■ **Work to complete**
Give back a single number: the count of lines in the data that contain the string "description".

Data items:

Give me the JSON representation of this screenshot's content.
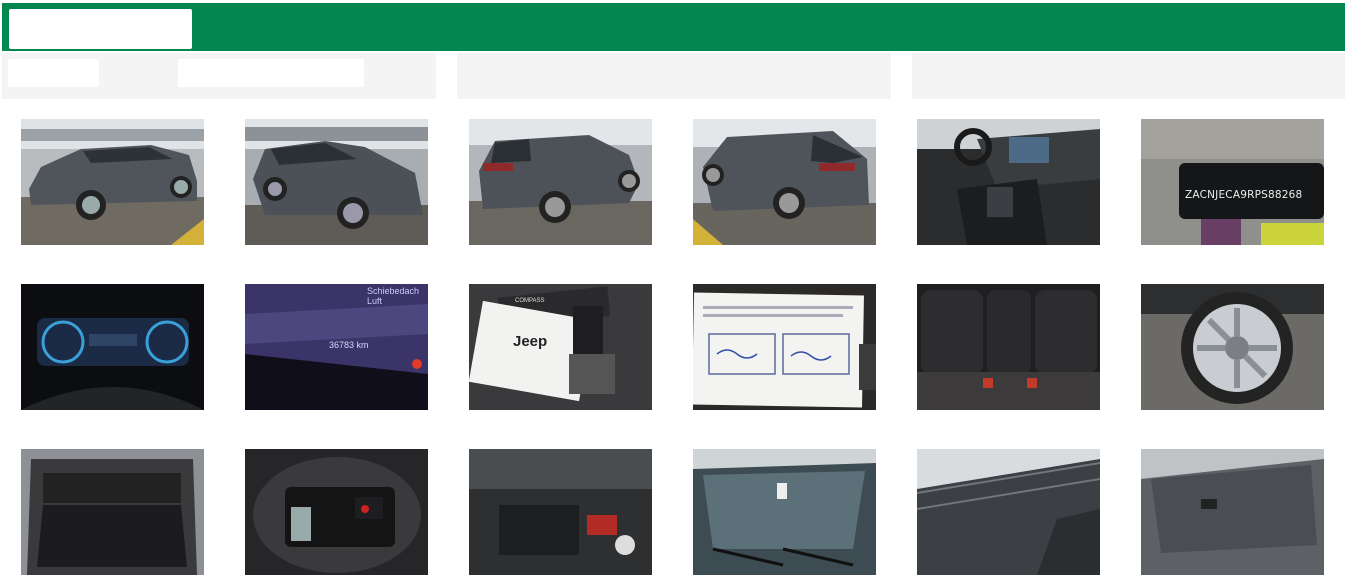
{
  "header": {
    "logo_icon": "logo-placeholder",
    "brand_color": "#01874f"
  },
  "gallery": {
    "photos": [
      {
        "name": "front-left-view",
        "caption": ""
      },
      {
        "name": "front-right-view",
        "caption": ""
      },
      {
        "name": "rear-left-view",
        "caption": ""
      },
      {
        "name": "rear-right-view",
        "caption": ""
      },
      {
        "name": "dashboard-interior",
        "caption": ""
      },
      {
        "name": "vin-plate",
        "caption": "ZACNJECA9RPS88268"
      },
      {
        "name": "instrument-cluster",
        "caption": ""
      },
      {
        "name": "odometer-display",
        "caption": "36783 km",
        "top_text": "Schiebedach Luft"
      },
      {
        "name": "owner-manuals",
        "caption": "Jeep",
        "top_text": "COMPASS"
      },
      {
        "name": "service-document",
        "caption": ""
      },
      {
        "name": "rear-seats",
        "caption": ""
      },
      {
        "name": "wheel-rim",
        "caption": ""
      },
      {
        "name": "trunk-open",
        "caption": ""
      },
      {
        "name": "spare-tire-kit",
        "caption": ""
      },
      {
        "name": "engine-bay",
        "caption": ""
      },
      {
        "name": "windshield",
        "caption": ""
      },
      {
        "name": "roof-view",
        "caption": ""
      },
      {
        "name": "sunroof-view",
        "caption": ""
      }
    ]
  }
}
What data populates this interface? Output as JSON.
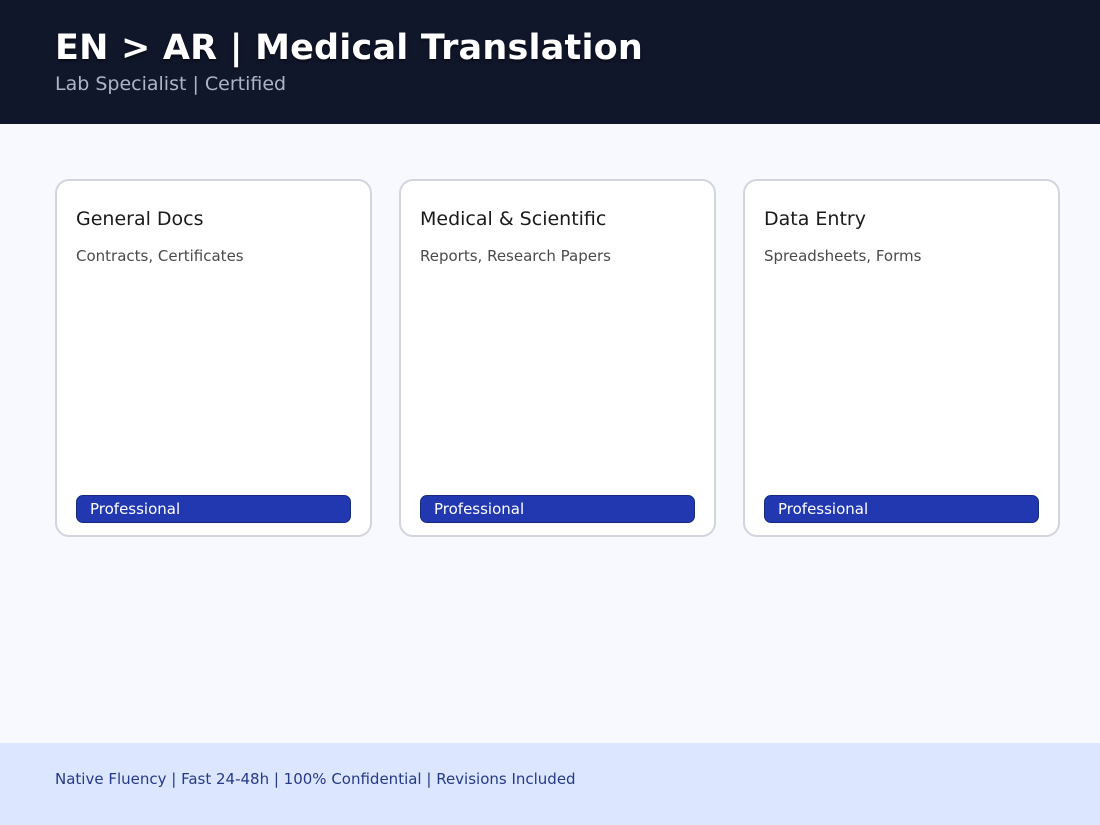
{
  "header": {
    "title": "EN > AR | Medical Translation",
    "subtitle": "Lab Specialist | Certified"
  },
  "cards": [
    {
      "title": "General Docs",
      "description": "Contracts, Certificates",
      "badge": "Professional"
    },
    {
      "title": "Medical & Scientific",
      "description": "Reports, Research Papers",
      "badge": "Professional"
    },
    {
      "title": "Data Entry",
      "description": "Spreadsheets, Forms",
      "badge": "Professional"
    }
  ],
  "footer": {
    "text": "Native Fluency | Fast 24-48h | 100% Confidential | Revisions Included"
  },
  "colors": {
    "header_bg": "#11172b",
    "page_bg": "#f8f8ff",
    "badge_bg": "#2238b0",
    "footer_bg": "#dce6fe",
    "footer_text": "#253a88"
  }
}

■ **Answer box**
3